- MLM. I'm sure there are many happy Multi-Level Marketers who see the Internet and Twitter as an amazing business opportunity. More power to you, but it's simply not an area of interest to me and the majority of tweets are self-serving.
- Get rich quick. From helping someone get more followers to making millions online, I'm simply not interested in these types of tweets.
- Life coach. Tweets filled with inspirational quotes and peppered with "buy my system" messages are real turn-offs. While I value those who work in professional development, the majority of life coaches I come across on Twitter are pretty snake-oil salespeople-like.
- Motivating women to be their best. I'm all about equality. Period. From race and gender to sexual preference, but I'm not interested in tweets to empower women... though I am sure that there are many women who will be. I just don't happen to be one of them.

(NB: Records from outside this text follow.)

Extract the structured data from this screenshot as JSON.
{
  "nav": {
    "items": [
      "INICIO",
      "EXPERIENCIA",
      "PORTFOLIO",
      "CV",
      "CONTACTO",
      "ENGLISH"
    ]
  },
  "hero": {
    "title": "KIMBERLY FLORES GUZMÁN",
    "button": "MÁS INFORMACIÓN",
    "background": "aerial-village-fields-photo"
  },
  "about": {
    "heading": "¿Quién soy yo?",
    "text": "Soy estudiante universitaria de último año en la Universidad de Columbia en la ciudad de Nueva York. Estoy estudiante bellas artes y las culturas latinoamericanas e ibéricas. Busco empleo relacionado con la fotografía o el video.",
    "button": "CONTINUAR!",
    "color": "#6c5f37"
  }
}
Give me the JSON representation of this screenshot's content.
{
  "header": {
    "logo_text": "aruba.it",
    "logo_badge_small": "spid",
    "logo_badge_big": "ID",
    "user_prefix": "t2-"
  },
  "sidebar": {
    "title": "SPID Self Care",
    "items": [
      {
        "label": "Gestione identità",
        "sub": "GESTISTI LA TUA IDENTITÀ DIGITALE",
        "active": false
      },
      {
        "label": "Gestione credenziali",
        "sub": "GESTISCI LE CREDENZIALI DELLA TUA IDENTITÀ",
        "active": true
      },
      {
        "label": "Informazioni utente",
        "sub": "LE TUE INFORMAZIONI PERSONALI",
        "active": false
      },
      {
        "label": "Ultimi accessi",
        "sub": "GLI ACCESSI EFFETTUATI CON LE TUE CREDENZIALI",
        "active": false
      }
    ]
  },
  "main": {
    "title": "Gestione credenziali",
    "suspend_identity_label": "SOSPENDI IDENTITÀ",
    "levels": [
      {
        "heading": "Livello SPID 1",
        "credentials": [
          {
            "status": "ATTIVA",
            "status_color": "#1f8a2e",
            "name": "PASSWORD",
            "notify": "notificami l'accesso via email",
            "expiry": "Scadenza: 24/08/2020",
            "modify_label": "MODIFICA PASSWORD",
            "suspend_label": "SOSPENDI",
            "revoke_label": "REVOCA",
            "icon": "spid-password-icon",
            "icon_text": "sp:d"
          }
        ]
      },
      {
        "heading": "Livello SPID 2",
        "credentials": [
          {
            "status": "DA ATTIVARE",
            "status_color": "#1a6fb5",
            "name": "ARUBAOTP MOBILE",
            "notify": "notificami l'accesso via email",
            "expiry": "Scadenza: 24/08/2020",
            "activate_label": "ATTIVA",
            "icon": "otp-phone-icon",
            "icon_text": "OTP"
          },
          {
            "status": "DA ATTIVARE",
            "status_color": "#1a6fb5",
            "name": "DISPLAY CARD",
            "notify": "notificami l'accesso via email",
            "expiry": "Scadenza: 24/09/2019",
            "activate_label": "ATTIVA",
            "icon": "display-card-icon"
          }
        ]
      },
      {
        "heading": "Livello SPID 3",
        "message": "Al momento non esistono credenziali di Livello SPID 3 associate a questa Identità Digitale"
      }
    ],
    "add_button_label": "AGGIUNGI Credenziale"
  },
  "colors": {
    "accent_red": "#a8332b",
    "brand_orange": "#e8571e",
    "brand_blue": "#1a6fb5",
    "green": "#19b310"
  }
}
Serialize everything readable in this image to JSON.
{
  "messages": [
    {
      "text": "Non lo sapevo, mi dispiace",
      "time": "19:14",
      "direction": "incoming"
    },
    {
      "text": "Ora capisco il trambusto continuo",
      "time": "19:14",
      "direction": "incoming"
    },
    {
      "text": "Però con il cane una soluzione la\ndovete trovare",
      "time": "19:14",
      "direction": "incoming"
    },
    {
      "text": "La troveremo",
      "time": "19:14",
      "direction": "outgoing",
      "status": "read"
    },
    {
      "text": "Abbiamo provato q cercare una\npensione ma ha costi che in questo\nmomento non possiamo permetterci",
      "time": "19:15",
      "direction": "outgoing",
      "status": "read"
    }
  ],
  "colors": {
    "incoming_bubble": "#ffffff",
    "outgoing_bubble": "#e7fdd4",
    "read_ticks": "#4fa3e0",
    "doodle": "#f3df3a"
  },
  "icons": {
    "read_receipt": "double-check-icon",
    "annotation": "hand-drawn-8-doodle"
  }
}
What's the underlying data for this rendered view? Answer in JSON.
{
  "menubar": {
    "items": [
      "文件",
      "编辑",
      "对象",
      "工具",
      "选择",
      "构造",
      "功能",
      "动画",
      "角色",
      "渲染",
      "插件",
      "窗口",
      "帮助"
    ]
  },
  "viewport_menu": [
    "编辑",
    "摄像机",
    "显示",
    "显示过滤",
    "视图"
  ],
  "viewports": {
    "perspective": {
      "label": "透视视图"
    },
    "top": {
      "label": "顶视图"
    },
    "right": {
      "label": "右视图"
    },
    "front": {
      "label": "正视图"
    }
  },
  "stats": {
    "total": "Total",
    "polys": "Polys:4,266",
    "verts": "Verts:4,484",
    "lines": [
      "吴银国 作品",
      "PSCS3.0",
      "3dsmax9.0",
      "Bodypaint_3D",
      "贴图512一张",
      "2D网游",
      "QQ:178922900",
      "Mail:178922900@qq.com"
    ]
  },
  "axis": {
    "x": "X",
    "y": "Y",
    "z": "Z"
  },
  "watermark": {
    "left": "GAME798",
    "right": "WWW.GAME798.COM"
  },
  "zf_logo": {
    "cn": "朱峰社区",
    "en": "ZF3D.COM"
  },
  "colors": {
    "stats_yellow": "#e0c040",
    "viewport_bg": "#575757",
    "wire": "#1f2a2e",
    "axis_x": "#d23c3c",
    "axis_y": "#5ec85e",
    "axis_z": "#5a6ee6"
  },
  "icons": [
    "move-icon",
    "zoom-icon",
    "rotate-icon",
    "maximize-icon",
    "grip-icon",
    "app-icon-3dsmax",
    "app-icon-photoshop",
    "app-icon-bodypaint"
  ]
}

- I'm a nice person. If you have to say - right off the bat - in your bio that you're a nice person, that's a personal red flag. I'm sure you are very nice, but use the limited space to tell me what you're about and what you're up to. It's like a business saying they have "integrity." If you have to say it, you usually don't have it.
- If you follow me, I will follow you back. I see this more and more in bios on Twitter. That's a turn-off. I want to follow people of quality not quantity. I'm not looking for more followers or to follow more people. I'm looking for quality people to connect to. Not number jumpers.
- Social Media Guru. So much has been written about the "Social Media Guru." I'm fine following people who have self-anointed themselves like this. That being said, I won't follow any guru, expert or specialist who only has 40 followers. If you're an expert (in whatever industry you serve), you should have more people interested in what you have to say... especially if what you have to say is about how to engage people using Social Media.
- Realtors. No offense to the realtors of this world, but the majority of them are just leveraging Twitter to post their listings or scour for more opportunities. If that's working for you, then great. I'm not looking to buy a home or a commercial property. There are also a slew of realtors who are interesting and use Twitter to connect in a more human way to the mass populous (those folks are great and should be followed!).
- If you don't follow anyone back. If you don't follow anyone back (we see this with a lot of celebrities and television personalities), it's hard for me to be interested in following you. The message I'm hearing is, "this is a one-way broadcast" and I'm not interested in any interaction. As with everything, there are exceptions to this, but if you're on Twitter, it would be wise to look at it as something more than another blow horn.
What are your "no follow" rules?